Jeff Jardine

Just an opinion, but the idea newspapers should be banned from endorsing is news to me

Jeff Jardine
Jeff Jardine

Earlier this week, The Modesto Bee published an editorial explaining why Donald Trump should not be elected president.

This column isn’t about Trump, sexual harassment, support from white hate groups, his verbal incontinence, his track record of stiffing contractors or the fact he’s turned the campaign into a hazmat event. It’s not about Hillary Clinton, her emails, the Clinton Foundation, Benghazi or anything else she’s been linked to and ridiculed over.

It’s about the right to express an opinion guaranteed by the First Amendment that – and this might surprise some folks – includes a free press. Since the opinion piece was published, more than 600 comments appeared either on The Bee’s Facebook page or Among them, scores of commenters exercised their right to tell the Editorial Board it has no right to express one.

Perhaps it comes down to the inability for some readers to distinguish between a news story and an opinion piece, even though newspapers and their online sites make that distinction every day.

News stories are expected to be factual and balanced, giving both sides of an issue the opportunity to represented.

Columnists, like moi, are voices in the paper but not the voice of the paper. My opinion is my own, doesn’t stand as the opinion of The Bee and I’m under no obligation to be in lockstep with the Editorial Board and the paper’s editorials. Diverse opinions are welcomed.

Which brings us to editorials like the one detailing why Trump is unfit to be president. There was no attempt to disguise or mislead about the intent of the piece. It represented the editorial voice and opinion of the newspaper’s management. It appeared under an “Opinion” heading in print and online. And it appeared in the same section where the Letters to the Opinion Page appear – yes, the very same place where your opinion goes when you write to The Bee, and in some cases to endorse a political candidate. Imagine that.

The editorial posted Wednesday afternoon on under “Opinion.” It appeared in Thursday’s print edition under the heading of “Opinion.” A sampling of the vitriol:

“The editors and the Bee should be ashamed to publish such a blatantly biased article. How about you report the unbiased news and let people come to their own conclusions/opinions,” one commenter commented. “This is disgusting.”
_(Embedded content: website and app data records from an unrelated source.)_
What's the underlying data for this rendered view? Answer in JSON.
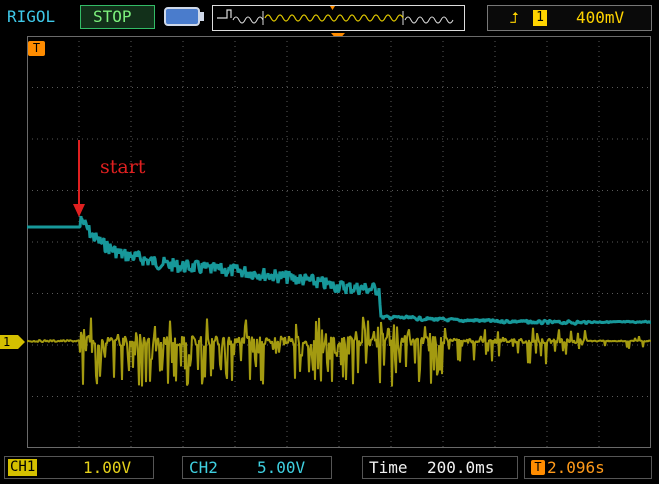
{
  "header": {
    "brand": "RIGOL",
    "status": "STOP",
    "trigger_channel": "1",
    "trigger_level": "400mV"
  },
  "footer": {
    "ch1_tag": "CH1",
    "ch1_scale": "1.00V",
    "ch2_tag": "CH2",
    "ch2_scale": "5.00V",
    "time_label": "Time",
    "time_scale": "200.0ms",
    "trigger_offset": "2.096s"
  },
  "markers": {
    "trigger_tag": "T",
    "ch1_ground": "1"
  },
  "annotation": {
    "text": "start"
  },
  "colors": {
    "ch1": "#a39a10",
    "ch2": "#17989a",
    "grid": "#5a5a5a",
    "annotation": "#e02020",
    "trigger": "#ff8c00"
  }
}
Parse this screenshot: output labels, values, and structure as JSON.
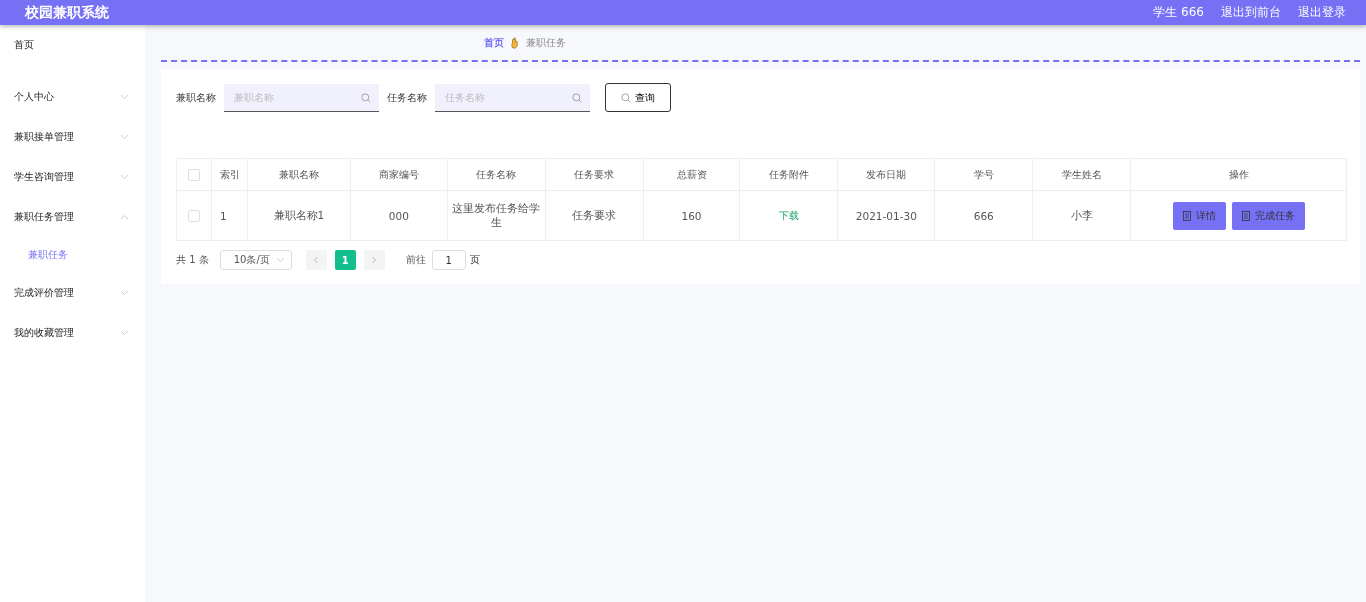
{
  "header": {
    "title": "校园兼职系统",
    "links": [
      "学生 666",
      "退出到前台",
      "退出登录"
    ]
  },
  "sidebar": {
    "items": [
      {
        "label": "首页"
      },
      {
        "label": "个人中心",
        "expanded": false
      },
      {
        "label": "兼职接单管理",
        "expanded": false
      },
      {
        "label": "学生咨询管理",
        "expanded": false
      },
      {
        "label": "兼职任务管理",
        "expanded": true,
        "children": [
          {
            "label": "兼职任务",
            "selected": true
          }
        ]
      },
      {
        "label": "完成评价管理",
        "expanded": false
      },
      {
        "label": "我的收藏管理",
        "expanded": false
      }
    ]
  },
  "breadcrumb": [
    "首页",
    "兼职任务"
  ],
  "search": {
    "fields": [
      {
        "label": "兼职名称",
        "placeholder": "兼职名称"
      },
      {
        "label": "任务名称",
        "placeholder": "任务名称"
      }
    ],
    "button": "查询"
  },
  "table": {
    "columns": [
      "索引",
      "兼职名称",
      "商家编号",
      "任务名称",
      "任务要求",
      "总薪资",
      "任务附件",
      "发布日期",
      "学号",
      "学生姓名",
      "操作"
    ],
    "header_checked": false,
    "rows": [
      {
        "checked": false,
        "cells": [
          "1",
          "兼职名称1",
          "000",
          "这里发布任务给学生",
          "任务要求",
          "160"
        ],
        "attachment": "下载",
        "cells2": [
          "2021-01-30",
          "666",
          "小李"
        ],
        "actions": [
          "详情",
          "完成任务"
        ]
      }
    ]
  },
  "pagination": {
    "total": "共 1 条",
    "page_size": "10条/页",
    "pages": [
      {
        "label": "1",
        "selected": true
      }
    ],
    "goto_label": "前往",
    "goto_value": "1",
    "page_suffix": "页"
  }
}
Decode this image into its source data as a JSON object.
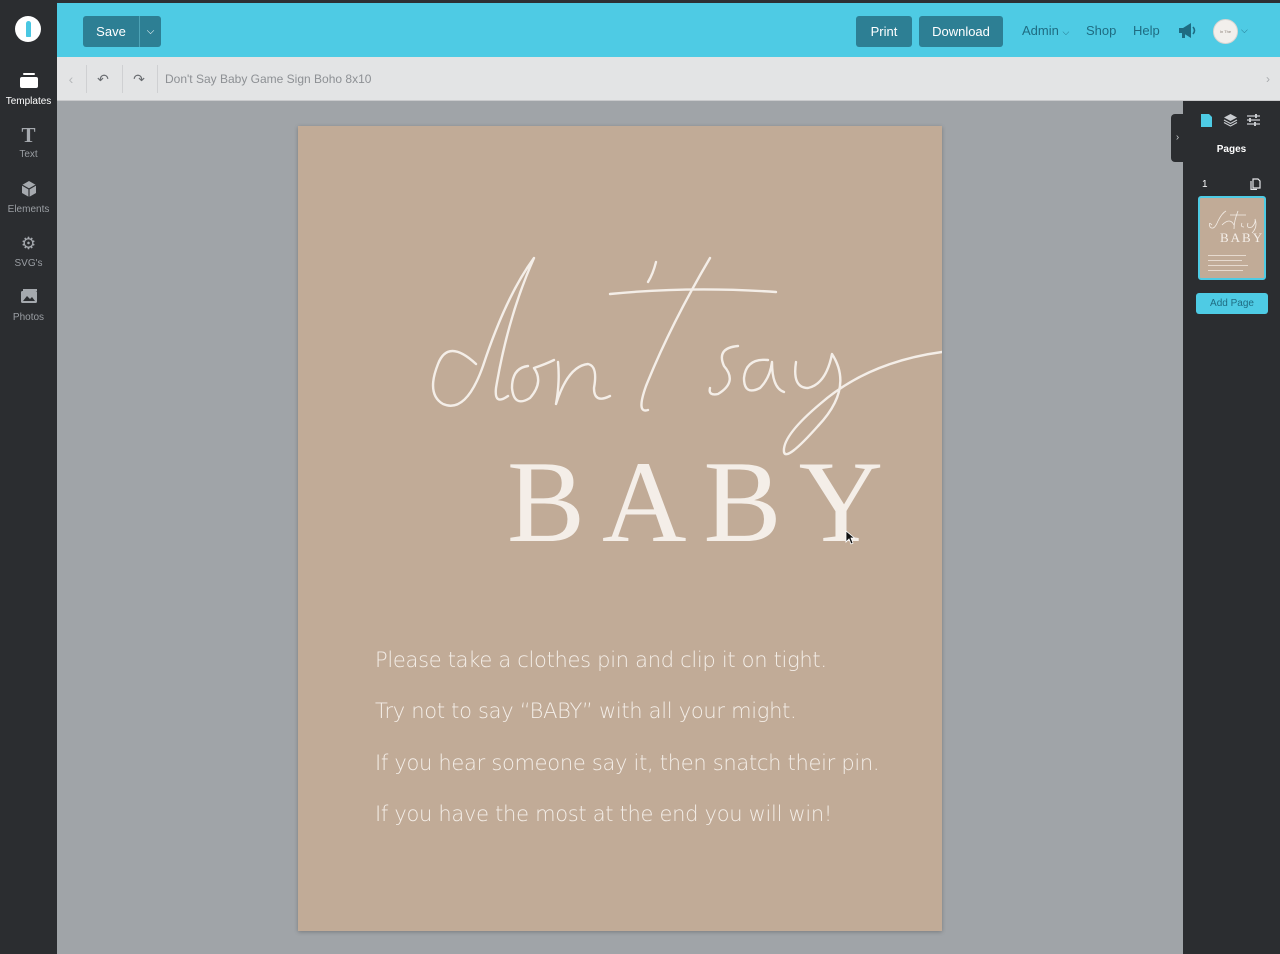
{
  "app": {
    "accent_color": "#4ecbe4",
    "button_color": "#2d7f94",
    "sheet_color": "#c1ab97"
  },
  "sidebar": {
    "items": [
      {
        "label": "Templates",
        "icon": "templates-icon"
      },
      {
        "label": "Text",
        "icon": "text-icon"
      },
      {
        "label": "Elements",
        "icon": "elements-icon"
      },
      {
        "label": "SVG's",
        "icon": "svgs-icon"
      },
      {
        "label": "Photos",
        "icon": "photos-icon"
      }
    ]
  },
  "topbar": {
    "save_label": "Save",
    "print_label": "Print",
    "download_label": "Download",
    "admin_label": "Admin",
    "shop_label": "Shop",
    "help_label": "Help",
    "avatar_text": "In The Groove"
  },
  "subbar": {
    "document_title": "Don't Say Baby Game Sign Boho 8x10"
  },
  "canvas": {
    "script_title": "don't say",
    "big_word": "BABY",
    "rules": [
      "Please take a clothes pin and clip it on tight.",
      "Try not to say “BABY” with all your might.",
      "If you hear someone say it, then snatch their pin.",
      "If you have the most at the end you will  win!"
    ]
  },
  "right_panel": {
    "title": "Pages",
    "page_number": "1",
    "thumb_big_word": "BABY",
    "add_page_label": "Add Page"
  }
}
“Another stupid Modesto Bee writer’s opinion!!!” a Facebook post read. “Why don’t you try writing the actual news?? Oh that’s right, it’s because you’re weak and spineless!!”

(No, the weak and spineless would have cowed from writing such an editorial knowing Trump supporters would go ballistic. As is their right.)

“You’re so one sided!” another posted on The Bee’s Facebook page. “You need to be fired for being a bad journalist! Are you writing a thesis or an article? I ask because this seems like your opinion. Hillary’s husband was a terrible president, do you want another Clinton?”

(Actually, Bill Clinton was the best Democrat president Republicans could have hoped for, and truly a gift. They got rich in the stock market during his two terms and then got to impeach him on moral grounds, too.)

And last but by no means least, “Wow. Seriously? Shouldn’t you be reporting news, not your own opinion? I may not be a Hillary supporter, but I would say the same thing if the headline was reversed and about her. Really disappointed in you, ModBee.”

All within their right to an opinion, even if it is contrary the very U.S. Constitution many will tell you they want followed to the letter (including their letters to the editor).

Newspapers have published editorials, meaning opinions, since their inception. In fact, they started out as partisan newsletters that, over time, morphed into watchdogs over government and the role of being the conscience of their communities. Even so, they lean right or left politically, and mostly left. Was The New York Times a shill or unethical for endorsing Abraham Lincoln, the Republican presidential nominee, in 1860?

In 1991, Edwin Edwards, one of the most corrupt politicians ever to hold any office, ran for governor against onetime KKK Grand Wizard David Duke. The Sunday before the election, the New Orleans Times-Picayune newspaper ran a front-page editorial beseeching voters to pick Edwards, the crook, over Duke, the racist. If you elect the KKK guy, the editorial reasoned, Louisiana would see no more Super Bowls, conventions or tourism. The state’s economy would be devastated.

“On this morning next week, we will awaken with a new governor, the result of a ferocious campaign that has touched every corner of Louisiana. Like the hurricanes we dread, it already has destroyed much that we love,” it began.

Edwards won and turned out to be every bit the crook voters knew he was, but at least they didn’t have a KKK thug (and current Trump supporter and candidate for senate) as Louisiana’s governor. The paper voiced its opinion as it believed its obligation to its subscribers required.

The Bee did the same. If you didn’t like or agree with it, no problem. You have the right to your opinion, too.